Who’s the boss?
Posted by Vivian Wong on October 14, 2008
For this year’s National Boss day, I’d like to pay tribute to my prior and current bosses for leading by example (both good and bad ones). The dualities of our weird and wonderful world means there is something we can learn from every single situation – the good vs bad, light vs dark, yin vs yang – just to name a few. Each contains some of the other.
I’d also like to give thanks to all those who have worked with me over the years – for being my teachers and for allowing me to practice my management and leadership skills. I’ve learned a lot and had a lot of fun along the way, hopefully it hasn’t been too painful for you!
Take care of your men, fight them, and honour them as you would yourself. Harley Fricker
I once had a “boss” (the pointy haired kind as in Dilbert cartoons) who would try to “motivate” us to work harder (even though we were already working 60 hours a week). His favorite line? “Heads down, bums up”. Employee appreciation is clearly not his strength.
People ask the difference between a leader and a boss. . . . The leader works in the open, and the boss is covert. The leader leads, and the boss drives. Theodore Roosevelt
I personally believe the key to being an effective leader is to have strong communication skills as well as having compassion to those around you. What I wasn’t really prepared for when I first became a manager was how to recover from uncomfortable situations. For example, I had an employee who missed a few meetings several weeks in a row for medical appointments. I was getting increasingly worried about his health since he was also working late nights. During our third one-on-one meeting, I asked if he was OK and if the medical appointments were going well. The employee was pleased that I was genuinely concerned and replied:”Thank you – I’ve never had a manager who cares so much!” I smiled and he continued: “I have hemorrhoid but don’t worry, it’s not cancer.” Needless to say, I was red-faced and told him I am glad he’s ok.
The quality of a leader is reflected in the standards they set for themselves. Ray Kroc, Founder of McDonald’s
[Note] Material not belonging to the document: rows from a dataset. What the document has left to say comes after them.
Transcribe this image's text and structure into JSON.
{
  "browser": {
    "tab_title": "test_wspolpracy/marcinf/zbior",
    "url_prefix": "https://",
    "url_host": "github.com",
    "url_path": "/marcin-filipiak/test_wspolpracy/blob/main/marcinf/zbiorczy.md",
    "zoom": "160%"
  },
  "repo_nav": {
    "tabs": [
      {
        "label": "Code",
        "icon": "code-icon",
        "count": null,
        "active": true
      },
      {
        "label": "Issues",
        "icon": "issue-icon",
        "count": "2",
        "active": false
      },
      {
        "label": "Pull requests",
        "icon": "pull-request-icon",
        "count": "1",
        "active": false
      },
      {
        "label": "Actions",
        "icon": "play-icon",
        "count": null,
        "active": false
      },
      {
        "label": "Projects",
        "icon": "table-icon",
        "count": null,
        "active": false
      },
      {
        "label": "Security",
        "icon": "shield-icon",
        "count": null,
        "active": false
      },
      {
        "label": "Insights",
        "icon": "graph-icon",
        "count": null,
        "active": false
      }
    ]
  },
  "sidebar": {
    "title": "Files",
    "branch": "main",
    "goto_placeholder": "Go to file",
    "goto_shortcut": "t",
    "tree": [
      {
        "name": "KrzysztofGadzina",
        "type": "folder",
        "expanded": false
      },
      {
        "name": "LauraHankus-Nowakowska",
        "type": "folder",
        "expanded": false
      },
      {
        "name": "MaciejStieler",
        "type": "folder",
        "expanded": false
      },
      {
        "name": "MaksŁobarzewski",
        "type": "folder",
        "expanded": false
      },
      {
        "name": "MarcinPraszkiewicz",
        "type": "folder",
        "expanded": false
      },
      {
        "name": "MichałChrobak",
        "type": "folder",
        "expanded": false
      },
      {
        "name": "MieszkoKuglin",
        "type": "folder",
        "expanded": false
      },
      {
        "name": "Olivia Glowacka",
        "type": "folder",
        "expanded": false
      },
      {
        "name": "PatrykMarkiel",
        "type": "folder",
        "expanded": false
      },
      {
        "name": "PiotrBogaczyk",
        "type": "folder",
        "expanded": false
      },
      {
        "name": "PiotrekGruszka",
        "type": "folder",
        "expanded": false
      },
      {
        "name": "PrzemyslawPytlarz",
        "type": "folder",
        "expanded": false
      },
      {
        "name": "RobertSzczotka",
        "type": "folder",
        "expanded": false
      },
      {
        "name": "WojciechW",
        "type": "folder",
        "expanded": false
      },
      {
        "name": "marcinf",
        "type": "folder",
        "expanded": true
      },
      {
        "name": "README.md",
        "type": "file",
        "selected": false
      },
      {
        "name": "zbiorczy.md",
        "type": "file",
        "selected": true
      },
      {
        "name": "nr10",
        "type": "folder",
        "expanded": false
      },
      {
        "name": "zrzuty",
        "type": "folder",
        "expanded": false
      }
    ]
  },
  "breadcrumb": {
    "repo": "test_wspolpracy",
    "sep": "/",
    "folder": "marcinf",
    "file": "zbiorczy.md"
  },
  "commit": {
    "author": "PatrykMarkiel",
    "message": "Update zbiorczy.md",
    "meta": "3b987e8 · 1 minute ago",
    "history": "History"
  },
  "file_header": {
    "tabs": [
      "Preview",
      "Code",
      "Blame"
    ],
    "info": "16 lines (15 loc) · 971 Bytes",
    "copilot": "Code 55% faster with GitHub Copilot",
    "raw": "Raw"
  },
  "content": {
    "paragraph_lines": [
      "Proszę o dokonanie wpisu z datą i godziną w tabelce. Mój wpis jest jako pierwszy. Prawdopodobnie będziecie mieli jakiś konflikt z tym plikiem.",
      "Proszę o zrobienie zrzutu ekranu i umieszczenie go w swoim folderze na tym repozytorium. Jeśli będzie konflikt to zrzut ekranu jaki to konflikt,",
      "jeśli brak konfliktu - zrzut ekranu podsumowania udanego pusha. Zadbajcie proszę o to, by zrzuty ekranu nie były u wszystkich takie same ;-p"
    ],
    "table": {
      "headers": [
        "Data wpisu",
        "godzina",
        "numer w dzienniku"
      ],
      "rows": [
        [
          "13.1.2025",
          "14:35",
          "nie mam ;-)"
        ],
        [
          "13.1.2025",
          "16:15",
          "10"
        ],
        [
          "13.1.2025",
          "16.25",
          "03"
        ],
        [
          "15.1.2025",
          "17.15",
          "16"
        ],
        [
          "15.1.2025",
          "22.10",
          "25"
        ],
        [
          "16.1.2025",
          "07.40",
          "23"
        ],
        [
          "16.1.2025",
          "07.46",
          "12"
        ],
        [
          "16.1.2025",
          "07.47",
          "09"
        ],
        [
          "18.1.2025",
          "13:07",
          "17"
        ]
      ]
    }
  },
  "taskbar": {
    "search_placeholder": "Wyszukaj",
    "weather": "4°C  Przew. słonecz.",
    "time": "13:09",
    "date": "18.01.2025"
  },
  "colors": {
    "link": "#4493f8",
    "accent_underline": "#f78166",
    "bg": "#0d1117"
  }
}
The most effective bosses are those who have the following traits:
- Strong Communcation: Open, honest and timely communication is key
- Inspiring: empower others without getting in the way
- Appreciative: Give credit when credits due. Say thank you. Acknowledge when a job is done well.
- Compassionate: Be empathetic to all those you work with
- Trust: trust your employees while giving them the support they need
- Challenge and develop employees – understand what motivates them, see their strengths and potential, teach, coach and mentor them to bring out their best potential
- Lead by example – walk the talk!
I am lucky enough to work for a manager who’s not only a strong communicator, but she also empowers, trusts and challenges me to be a stronger leader. (Thank you Boss!)
“Jingshen” is the Mandarin word for spirit and vivacity. It is an important word for those who would lead, because above all things, spirit and vivacity set effective organizations apart from those that will decline and die. James L. Hayes
May you be blessed with lots of “Jingshen” while leading your men and women… Happy National Boss Day!